Business firms are not alone in making investments in the productive capabilities required to generate innovative goods and services. Household units and government agencies also make investments in productive capabilities upon which business firms rely for their own investment activities.
President Biden’s first SOTU Address was a missed opportunity to say what he knows to be true: Stock buybacks manipulate the market and leave most Americans worse off
Featuring this expert
Lazonick discusses how we evolved from a society in which corporate interests were largely aligned with those of broader public purpose into a state where crony capitalism, accounting fraud, and corporate predation are predominant characteristics.
“What is the motivation for tax avoidance? To maximize profits and juice the stock price, of course. A research team led by William Lazonick at the University of Massachusetts reports in Harvard Business Review that from 2009 to 2019, S&P 500 companies spent over 90% of net income on buybacks and dividends, with the highest levels achieved after the 2017 tax cuts, in 2018 and 2019. Taking on corporate debt to finance share repurchases has become commonplace. Never mind that share buybacks deplete corporate treasuries of cash to weather setbacks and to fund productive investment in labor and R&D.”
“As William Lazonick and other analysts have pointed out, stock buybacks artificially inflate executive pay and drain capital that could be put to productive purpose. .[xxv] — Sarah Anderson, Counter Punch [xxv] William Lazonick, “Profits Without Prosperity,” Harvard Business Review, September 2014.”

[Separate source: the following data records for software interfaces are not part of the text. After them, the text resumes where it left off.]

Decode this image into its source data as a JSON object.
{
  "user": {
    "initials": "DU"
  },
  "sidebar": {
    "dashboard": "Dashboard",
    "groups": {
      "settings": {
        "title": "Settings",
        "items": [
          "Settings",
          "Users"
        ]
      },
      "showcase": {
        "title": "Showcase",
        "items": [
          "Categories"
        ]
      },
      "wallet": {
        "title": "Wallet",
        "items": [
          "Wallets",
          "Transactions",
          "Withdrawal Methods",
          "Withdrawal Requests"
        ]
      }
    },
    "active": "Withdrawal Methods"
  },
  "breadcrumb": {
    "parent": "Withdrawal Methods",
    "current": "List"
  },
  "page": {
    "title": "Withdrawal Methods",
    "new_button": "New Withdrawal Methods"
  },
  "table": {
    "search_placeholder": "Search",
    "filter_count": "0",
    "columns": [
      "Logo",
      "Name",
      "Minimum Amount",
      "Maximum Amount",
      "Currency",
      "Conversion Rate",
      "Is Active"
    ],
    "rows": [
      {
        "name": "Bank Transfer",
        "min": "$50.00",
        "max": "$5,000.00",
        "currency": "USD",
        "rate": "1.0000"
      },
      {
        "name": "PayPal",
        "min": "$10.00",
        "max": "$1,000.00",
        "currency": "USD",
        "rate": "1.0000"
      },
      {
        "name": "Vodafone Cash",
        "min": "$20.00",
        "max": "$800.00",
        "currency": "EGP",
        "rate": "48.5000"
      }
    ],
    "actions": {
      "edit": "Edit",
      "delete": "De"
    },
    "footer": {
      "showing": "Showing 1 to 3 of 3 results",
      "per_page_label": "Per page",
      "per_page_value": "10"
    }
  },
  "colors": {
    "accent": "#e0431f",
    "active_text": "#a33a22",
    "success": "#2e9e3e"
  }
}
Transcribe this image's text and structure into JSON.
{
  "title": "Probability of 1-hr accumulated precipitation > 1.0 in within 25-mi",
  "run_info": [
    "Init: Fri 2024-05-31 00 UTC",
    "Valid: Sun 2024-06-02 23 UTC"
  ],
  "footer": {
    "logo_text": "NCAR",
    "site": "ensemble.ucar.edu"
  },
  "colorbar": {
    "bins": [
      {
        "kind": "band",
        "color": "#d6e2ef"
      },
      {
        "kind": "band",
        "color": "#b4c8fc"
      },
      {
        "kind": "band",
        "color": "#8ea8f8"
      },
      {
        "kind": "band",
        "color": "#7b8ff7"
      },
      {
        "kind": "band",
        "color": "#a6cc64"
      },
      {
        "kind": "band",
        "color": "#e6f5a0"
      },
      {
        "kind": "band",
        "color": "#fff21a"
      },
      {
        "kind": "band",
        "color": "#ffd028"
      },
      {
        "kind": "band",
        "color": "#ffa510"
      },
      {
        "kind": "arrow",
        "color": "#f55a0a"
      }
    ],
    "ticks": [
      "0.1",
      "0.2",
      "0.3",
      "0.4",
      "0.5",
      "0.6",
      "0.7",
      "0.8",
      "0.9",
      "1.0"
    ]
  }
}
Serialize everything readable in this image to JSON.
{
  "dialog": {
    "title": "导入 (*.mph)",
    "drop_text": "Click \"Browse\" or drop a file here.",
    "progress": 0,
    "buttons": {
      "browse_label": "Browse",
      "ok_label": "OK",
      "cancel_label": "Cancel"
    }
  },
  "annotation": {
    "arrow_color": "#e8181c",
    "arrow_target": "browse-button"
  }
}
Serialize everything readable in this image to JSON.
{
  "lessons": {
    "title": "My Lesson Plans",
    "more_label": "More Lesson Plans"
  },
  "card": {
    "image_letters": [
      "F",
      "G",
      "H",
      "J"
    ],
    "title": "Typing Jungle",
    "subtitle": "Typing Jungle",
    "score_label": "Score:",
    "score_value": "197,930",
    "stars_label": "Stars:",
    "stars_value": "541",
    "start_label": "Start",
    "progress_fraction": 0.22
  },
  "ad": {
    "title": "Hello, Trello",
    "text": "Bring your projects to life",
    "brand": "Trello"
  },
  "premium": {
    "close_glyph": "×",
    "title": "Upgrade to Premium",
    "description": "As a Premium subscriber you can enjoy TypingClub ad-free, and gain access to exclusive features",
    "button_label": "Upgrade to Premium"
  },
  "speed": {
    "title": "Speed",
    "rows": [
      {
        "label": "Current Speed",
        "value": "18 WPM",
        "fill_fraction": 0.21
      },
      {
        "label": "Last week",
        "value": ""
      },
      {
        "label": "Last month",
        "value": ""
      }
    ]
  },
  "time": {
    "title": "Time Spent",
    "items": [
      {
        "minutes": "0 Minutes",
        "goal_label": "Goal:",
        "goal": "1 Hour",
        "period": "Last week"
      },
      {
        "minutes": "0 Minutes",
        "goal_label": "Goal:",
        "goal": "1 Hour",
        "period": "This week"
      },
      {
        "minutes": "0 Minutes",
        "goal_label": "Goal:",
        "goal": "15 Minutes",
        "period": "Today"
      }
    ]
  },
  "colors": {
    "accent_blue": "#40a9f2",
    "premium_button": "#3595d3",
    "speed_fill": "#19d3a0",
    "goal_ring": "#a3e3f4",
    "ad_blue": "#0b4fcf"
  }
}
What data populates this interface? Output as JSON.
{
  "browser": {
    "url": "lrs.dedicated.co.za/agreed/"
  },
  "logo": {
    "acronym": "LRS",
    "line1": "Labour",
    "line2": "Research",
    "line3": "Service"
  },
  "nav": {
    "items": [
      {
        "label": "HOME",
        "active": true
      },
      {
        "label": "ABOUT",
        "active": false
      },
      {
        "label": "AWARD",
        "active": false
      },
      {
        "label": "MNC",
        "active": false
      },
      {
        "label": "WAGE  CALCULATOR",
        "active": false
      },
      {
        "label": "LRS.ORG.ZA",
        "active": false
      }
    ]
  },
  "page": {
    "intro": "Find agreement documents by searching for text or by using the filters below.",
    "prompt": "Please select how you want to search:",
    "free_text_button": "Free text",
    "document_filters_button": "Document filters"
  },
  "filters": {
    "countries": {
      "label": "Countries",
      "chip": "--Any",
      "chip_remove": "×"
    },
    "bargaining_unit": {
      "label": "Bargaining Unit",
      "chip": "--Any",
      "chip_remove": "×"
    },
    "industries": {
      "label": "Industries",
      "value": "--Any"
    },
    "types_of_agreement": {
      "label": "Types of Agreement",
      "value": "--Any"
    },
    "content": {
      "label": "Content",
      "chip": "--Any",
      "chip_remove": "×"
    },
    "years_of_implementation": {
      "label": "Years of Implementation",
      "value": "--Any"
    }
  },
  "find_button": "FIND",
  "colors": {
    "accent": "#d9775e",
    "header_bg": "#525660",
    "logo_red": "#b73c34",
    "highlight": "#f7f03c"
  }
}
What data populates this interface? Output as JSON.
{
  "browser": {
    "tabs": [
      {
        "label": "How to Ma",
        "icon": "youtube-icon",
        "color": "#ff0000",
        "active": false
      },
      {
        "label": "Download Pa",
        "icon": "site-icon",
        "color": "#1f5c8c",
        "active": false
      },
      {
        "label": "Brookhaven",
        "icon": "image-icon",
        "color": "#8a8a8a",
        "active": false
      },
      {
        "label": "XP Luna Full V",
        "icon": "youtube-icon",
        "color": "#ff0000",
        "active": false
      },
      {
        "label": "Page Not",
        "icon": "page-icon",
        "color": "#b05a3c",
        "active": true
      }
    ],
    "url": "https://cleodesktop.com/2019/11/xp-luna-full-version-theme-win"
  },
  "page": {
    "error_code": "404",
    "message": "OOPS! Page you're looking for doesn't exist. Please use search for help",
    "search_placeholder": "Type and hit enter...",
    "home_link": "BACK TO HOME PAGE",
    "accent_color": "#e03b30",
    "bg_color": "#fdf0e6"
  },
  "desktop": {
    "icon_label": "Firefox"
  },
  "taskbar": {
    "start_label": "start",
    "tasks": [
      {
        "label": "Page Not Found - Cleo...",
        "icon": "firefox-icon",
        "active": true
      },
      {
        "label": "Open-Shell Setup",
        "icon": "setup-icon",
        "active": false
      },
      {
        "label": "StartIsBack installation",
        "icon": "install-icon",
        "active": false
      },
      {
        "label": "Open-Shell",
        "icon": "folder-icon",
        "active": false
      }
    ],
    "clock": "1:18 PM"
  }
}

“And what if there is a stock buyback during the period the share price is inflated? Does that harm shareholders because the company is spending money to repurchase its stock, or does it actually further benefit them by potentially raising earnings per share (EPS)?” … Citation: William Lazonick, The Financialization of the U.S. Corporation: What Has Been Lost and How It Can Be Regained, 36 Seattle U. L. Rev. 857, 859 (2013) (noting that trillions of dollars are spent on share buybacks and that “corporate executives who make these decisions are themselves prime beneficiaries of this focus on rising stock prices as a the measure of corporate performance”)